She was advised to immediately stop taking methotrexate and Enbrel and begin high doses of folinic acid, which counters the effects of methotrexate. It took weeks, but her symptoms slowly receded. Chiancone was able to walk without a cane, the pain in her calves and joints diminished, then disappeared, her severe fatigue lifted and her memory returned.
Testing conducted six months later at NIH showed that the level of folate in her spinal fluid was normal. Her EMG remains abnormal but stable, and the white matter lesions in her brain are largely unchanged. “There could be further improvement but we don’t know if she’ll get all the way better,” Toro said.
Adult onset folate deficiency is better known in other parts of the world, including Canada, according to Toro, but remains underrecognized in the United States. “I suspect this disorder is much more common than we know,” he added.
The irony, in Chiancone’s view, is that she doubts that she actually had rheumatoid arthritis, the reason she was prescribed methotrexate for nearly six years. She has not taken RA medication for more than two years, with no ill effects.
“It could have just been Raynaud’s and osteoarthritis all along,” Chiancone said, referring to the most common form of arthritis which is caused by “wear and tear” on joints and typically treated with over-the-counter pain relievers.

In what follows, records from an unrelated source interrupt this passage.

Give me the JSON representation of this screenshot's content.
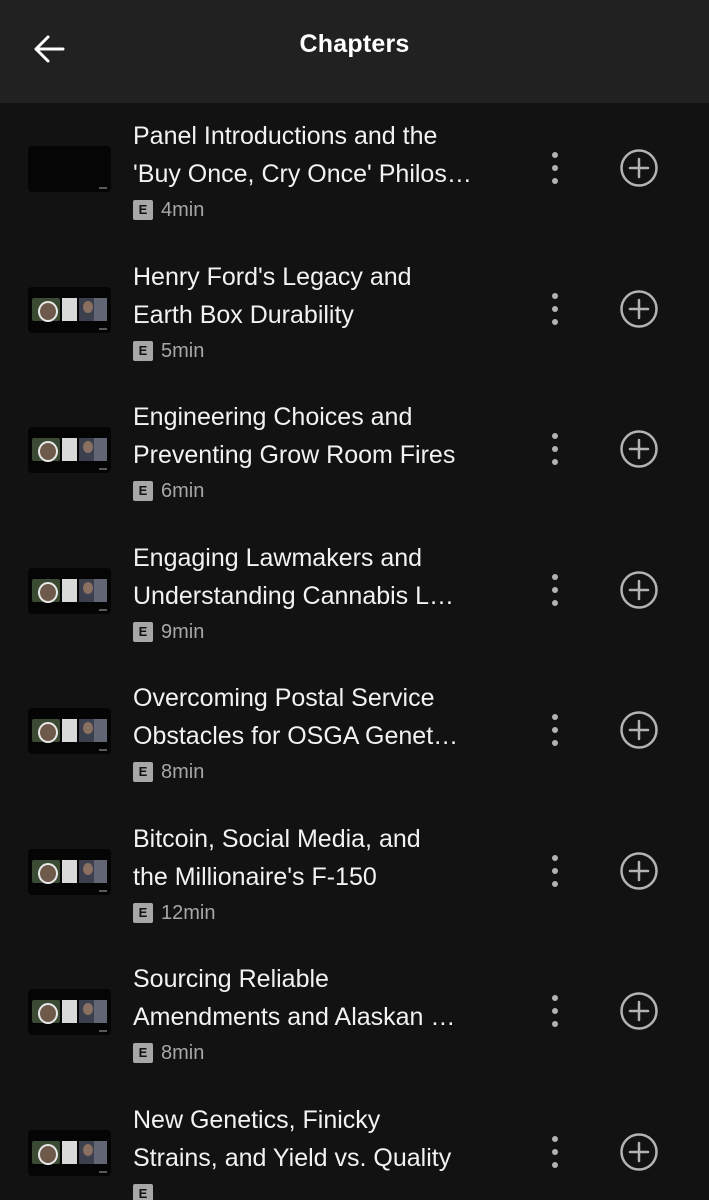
{
  "header": {
    "title": "Chapters",
    "back_icon": "arrow-left-icon"
  },
  "chapters": [
    {
      "title_line1": "Panel Introductions and the",
      "title_line2": "'Buy Once, Cry Once' Philos…",
      "explicit": "E",
      "duration": "4min"
    },
    {
      "title_line1": "Henry Ford's Legacy and",
      "title_line2": "Earth Box Durability",
      "explicit": "E",
      "duration": "5min"
    },
    {
      "title_line1": "Engineering Choices and",
      "title_line2": "Preventing Grow Room Fires",
      "explicit": "E",
      "duration": "6min"
    },
    {
      "title_line1": "Engaging Lawmakers and",
      "title_line2": "Understanding Cannabis L…",
      "explicit": "E",
      "duration": "9min"
    },
    {
      "title_line1": "Overcoming Postal Service",
      "title_line2": "Obstacles for OSGA Genet…",
      "explicit": "E",
      "duration": "8min"
    },
    {
      "title_line1": "Bitcoin, Social Media, and",
      "title_line2": "the Millionaire's F-150",
      "explicit": "E",
      "duration": "12min"
    },
    {
      "title_line1": "Sourcing Reliable",
      "title_line2": "Amendments and Alaskan …",
      "explicit": "E",
      "duration": "8min"
    },
    {
      "title_line1": "New Genetics, Finicky",
      "title_line2": "Strains, and Yield vs. Quality",
      "explicit": "E",
      "duration": ""
    }
  ],
  "icons": {
    "more": "more-vertical-icon",
    "add": "plus-circle-icon"
  },
  "colors": {
    "background": "#121212",
    "header": "#212121",
    "text_primary": "#f2f2f2",
    "text_secondary": "#a7a7a7"
  }
}
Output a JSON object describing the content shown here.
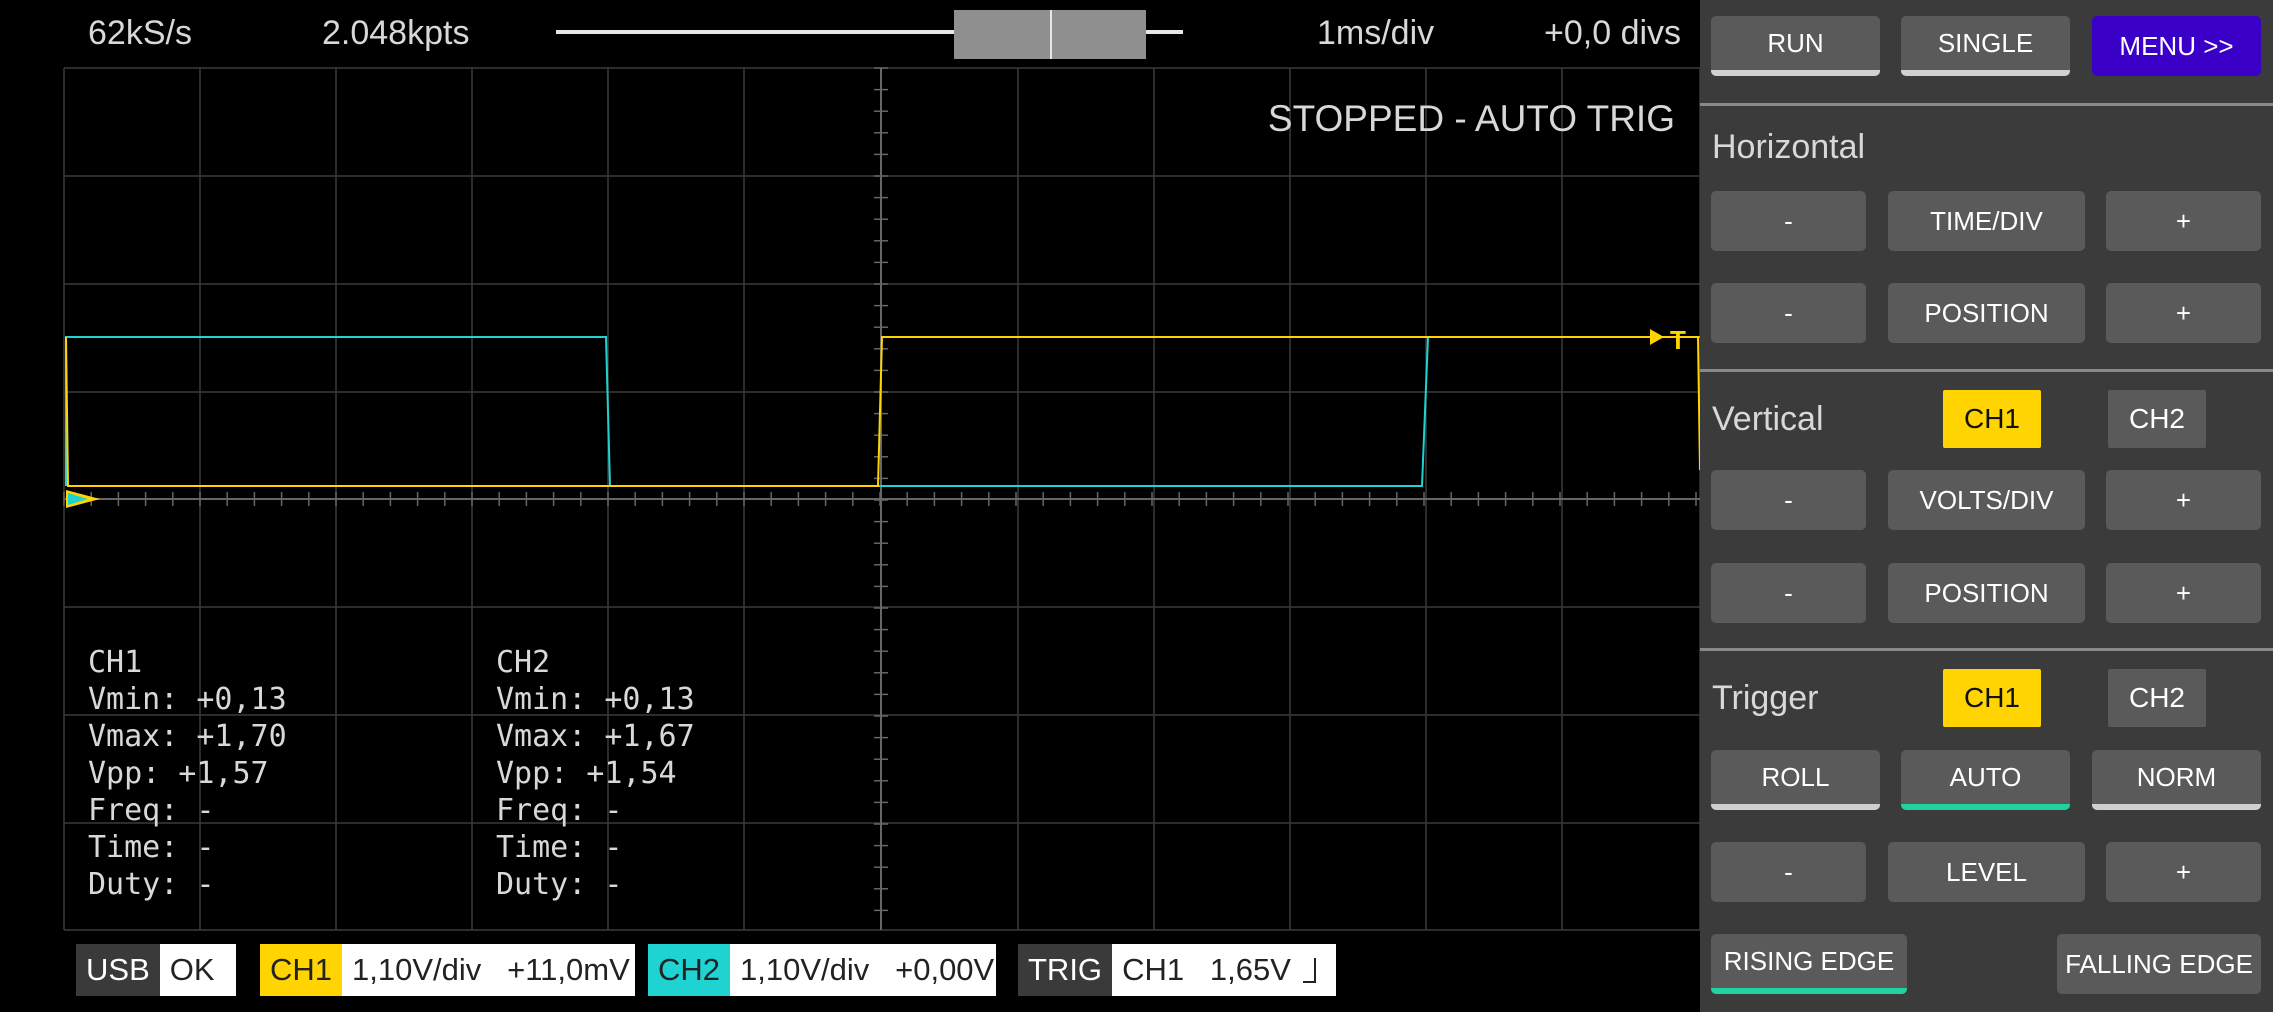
{
  "topbar": {
    "sample_rate": "62kS/s",
    "points": "2.048kpts",
    "timebase": "1ms/div",
    "offset": "+0,0 divs"
  },
  "status": "STOPPED - AUTO TRIG",
  "measurements": {
    "ch1": {
      "title": "CH1",
      "vmin": "Vmin: +0,13",
      "vmax": "Vmax: +1,70",
      "vpp": "Vpp: +1,57",
      "freq": "Freq: -",
      "time": "Time: -",
      "duty": "Duty: -"
    },
    "ch2": {
      "title": "CH2",
      "vmin": "Vmin: +0,13",
      "vmax": "Vmax: +1,67",
      "vpp": "Vpp: +1,54",
      "freq": "Freq: -",
      "time": "Time: -",
      "duty": "Duty: -"
    }
  },
  "bottom": {
    "usb_tag": "USB",
    "usb_val": "OK",
    "ch1_tag": "CH1",
    "ch1_val": "1,10V/div   +11,0mV",
    "ch2_tag": "CH2",
    "ch2_val": "1,10V/div   +0,00V",
    "trig_tag": "TRIG",
    "trig_val": "CH1   1,65V"
  },
  "colors": {
    "ch1": "#ffd400",
    "ch2": "#1fd3d3",
    "menu": "#3a00c8",
    "active": "#1fd3a0"
  },
  "panel": {
    "run": "RUN",
    "single": "SINGLE",
    "menu": "MENU >>",
    "horizontal": "Horizontal",
    "minus": "-",
    "plus": "+",
    "time_div": "TIME/DIV",
    "position": "POSITION",
    "vertical": "Vertical",
    "ch1": "CH1",
    "ch2": "CH2",
    "volts_div": "VOLTS/DIV",
    "trigger": "Trigger",
    "roll": "ROLL",
    "auto": "AUTO",
    "norm": "NORM",
    "level": "LEVEL",
    "rising": "RISING EDGE",
    "falling": "FALLING EDGE"
  }
}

Chiancone wonders what would have happened to her had she not stumbled upon the NIH program. “I feel very lucky that it was something they could find and something they had a solution to,” she said. “It makes me wonder how many people out there are struggling with this.”